HTML5 and SEO: how the new syntax will influence search engine optimisation?

Later on 20th of January (or something like that), YouTube launched a fascinating experiment, introducing new video format for supported browsers, which rely on new HTML5 syntax.

HTML Evolution

It appears that the new standard, under development since 2007 (first draft was in 2008), is part of it.

Ok, it may be too earlier, but considering all the new browsers - Internet Explorer 8 included - has a good support for HTML 5, a new era is definitely coming.

The HTML5 specifics are almost complete, and it shouldn’t take longer before their release, with an arising need for all web developers to think on new approaches to build web pages.

Are coders the only ones to worry?

I guess no. HTML5 introduces a new way to implement and represent data, and the syntax is so different that everybody in the web industry will face with it (sooner or later).

From HTML 4 to HTML 5, a long story

HTML 4 is a fashioned meta coding language. It was firstly introduced in December 1997. One of the biggest limits of HTML 4 has always been the “browser”. Although the language has its own syntax, browsers are so “smart” to understand a non-well written code and render the page whichever the case.

To arginate the problem, the W3 Consortium two years later introduced an intermediate layer: xHTML, an hybrid between XML (well written documents) and HTML, which was meant to bring uniformity from a semantic prospective, forcing coders to write well-written HTML (e.g. enforcing some rules like tag closure and lower-case representation).

In 1999, web sites was almost static; they were not the media-rich and socially interactive like today and so nobody though to some specific tag for media embedding, nor to the most recent micro format to allow a computer to interpret the information with just a quick scan.

That is what HTML5 aim to do. HTML5 it’s a milestone and it will sign the beginning of the standardization of websites (I hope so). Code, from now on, will be divided into several – specific parts – and coders will be able to update web page faster, even those one they don’t originally wrote, making it easier to read for humans and bots alike.

How HTML 5 will affect SEO?

HTML 5 will allow for better cross browser compatibility between mobile, desktop, netbook, pda, e-readers and whatever else can display a web page.

The new HTML 5 mark-up will be more similar to the XML structure rather than HTML. Meta tags and HTML parts will should be easier to understand by bots, perhaps defying the meta over (ab)use; a new array of elements will be available for a specific document sections like the navigation menu rather than article part and so on.

Let’s have a look on what is going to change.

To do that I will borrow a couple of diagrams from an article on A List Apart. Here is how today a – typical – web page is represented:

Old HTML 4 Layout

Currently the structure of HTML tags is not semantic and not in any particular order – which makes it challenging a search engine to figure out what is actually important. This is, instead, the new format provided for HTML 5:

New HTML5 layout
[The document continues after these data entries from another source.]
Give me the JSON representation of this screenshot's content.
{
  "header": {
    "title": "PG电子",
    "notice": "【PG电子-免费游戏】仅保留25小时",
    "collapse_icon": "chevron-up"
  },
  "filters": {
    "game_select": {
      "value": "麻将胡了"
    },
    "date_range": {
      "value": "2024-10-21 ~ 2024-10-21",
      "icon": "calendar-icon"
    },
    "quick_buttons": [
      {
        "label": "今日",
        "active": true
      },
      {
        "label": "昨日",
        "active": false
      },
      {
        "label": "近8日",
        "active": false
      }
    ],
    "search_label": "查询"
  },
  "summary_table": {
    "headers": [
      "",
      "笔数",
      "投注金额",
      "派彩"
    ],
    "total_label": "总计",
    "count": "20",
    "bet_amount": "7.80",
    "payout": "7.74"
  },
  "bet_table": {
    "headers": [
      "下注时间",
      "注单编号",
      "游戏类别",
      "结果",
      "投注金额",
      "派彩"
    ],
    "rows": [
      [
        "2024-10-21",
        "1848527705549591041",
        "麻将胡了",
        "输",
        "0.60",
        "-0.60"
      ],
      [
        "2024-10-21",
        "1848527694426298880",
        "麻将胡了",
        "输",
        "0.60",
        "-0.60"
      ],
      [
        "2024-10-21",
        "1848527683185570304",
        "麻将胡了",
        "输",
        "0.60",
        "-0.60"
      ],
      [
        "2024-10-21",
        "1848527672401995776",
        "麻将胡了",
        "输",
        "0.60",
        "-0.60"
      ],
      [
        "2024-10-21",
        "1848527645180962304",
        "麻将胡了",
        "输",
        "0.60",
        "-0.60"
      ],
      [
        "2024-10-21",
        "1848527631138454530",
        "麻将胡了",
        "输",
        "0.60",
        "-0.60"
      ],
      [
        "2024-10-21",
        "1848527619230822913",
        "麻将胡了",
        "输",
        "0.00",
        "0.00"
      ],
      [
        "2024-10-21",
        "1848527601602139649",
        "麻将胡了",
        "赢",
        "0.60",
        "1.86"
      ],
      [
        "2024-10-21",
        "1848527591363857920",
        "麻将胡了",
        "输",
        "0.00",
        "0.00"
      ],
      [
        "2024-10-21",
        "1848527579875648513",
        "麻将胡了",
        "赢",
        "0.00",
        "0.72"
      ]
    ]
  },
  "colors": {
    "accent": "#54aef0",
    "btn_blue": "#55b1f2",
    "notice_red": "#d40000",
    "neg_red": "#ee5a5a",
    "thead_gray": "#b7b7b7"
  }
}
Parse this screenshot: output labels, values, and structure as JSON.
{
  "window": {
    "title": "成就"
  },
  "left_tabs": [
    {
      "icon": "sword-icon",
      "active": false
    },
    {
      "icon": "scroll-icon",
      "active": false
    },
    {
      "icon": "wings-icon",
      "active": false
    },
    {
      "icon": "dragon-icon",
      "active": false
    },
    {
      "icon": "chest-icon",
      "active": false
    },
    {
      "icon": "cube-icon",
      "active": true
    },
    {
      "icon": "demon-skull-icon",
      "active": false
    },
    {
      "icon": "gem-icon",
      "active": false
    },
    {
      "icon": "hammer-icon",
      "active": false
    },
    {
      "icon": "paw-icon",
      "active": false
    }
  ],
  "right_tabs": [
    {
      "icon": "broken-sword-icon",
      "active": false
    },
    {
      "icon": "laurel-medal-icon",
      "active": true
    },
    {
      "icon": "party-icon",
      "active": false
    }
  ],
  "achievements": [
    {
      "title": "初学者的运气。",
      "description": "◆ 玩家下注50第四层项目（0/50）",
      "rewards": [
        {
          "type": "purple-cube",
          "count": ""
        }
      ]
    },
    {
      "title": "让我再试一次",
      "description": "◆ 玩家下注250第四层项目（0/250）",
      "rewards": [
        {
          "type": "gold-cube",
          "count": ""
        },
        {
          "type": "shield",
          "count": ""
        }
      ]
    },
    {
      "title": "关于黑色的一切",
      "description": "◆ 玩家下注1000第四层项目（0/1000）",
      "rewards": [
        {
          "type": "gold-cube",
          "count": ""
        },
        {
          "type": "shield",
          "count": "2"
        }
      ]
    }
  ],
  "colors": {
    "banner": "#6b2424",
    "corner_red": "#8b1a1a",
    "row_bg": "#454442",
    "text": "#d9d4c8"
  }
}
The improved sectioning could ease search engines in understanding the page structure leaving the algorithm may more time to concentrate on relevant content. The same every person involved in the industry should do.

New HTML5 Tags

Here are some (not all) of the tags that will hold the most importance concerning SEO and the categorization of a page:


It points to the most important content on the page. It lets spiders know about the topic you are talking. This could be a forum post, blog post, newspaper article, a user comment, or any other independent item of content.


This tag specifies separate sections of an article. This means that (hopefully) a search engine will be able to pay attention and evaluate each section singularly accordingly to the header.

This tag holds the primary info about the content. It can be included more than once on a page, but as far as I understood just one per article. This should allow search engines to rank pages with multiple topics more easily.

It can be used multiple times like those that the header, and it should be the less important part of the page.


It contains any secondary info related the page, yet off topic argument. Just imagine the right (or left) column where related topics are generally listed.

Audio and Video

With these tags, you will be able to embed media content directly into the HTML pages, having an extra control over their appearance – nowadays impossible with third parties players.


It is a child element of the audio and video tags, which allows to specify multiple alternative sources for the media element; it is particular useful for a browser that does not support all formats (e.g. Firefox can’t read Wav audio files). From a SEO prospective, it should be useful to facilitate the indexation and ranking of different assets at once.

So what?

SEOers can’t do pretty much except waiting. Once enough pages will implement HTML 5, search engines will inevitably start considering the new syntax. At that time, the mark-up of a page will become far more important to SEO than it is currently and so do the content.

This is not an overnight change, but it is extremely important for SEOers being up to date and ensure their web sites to respect xHTML standard for an easy migration process.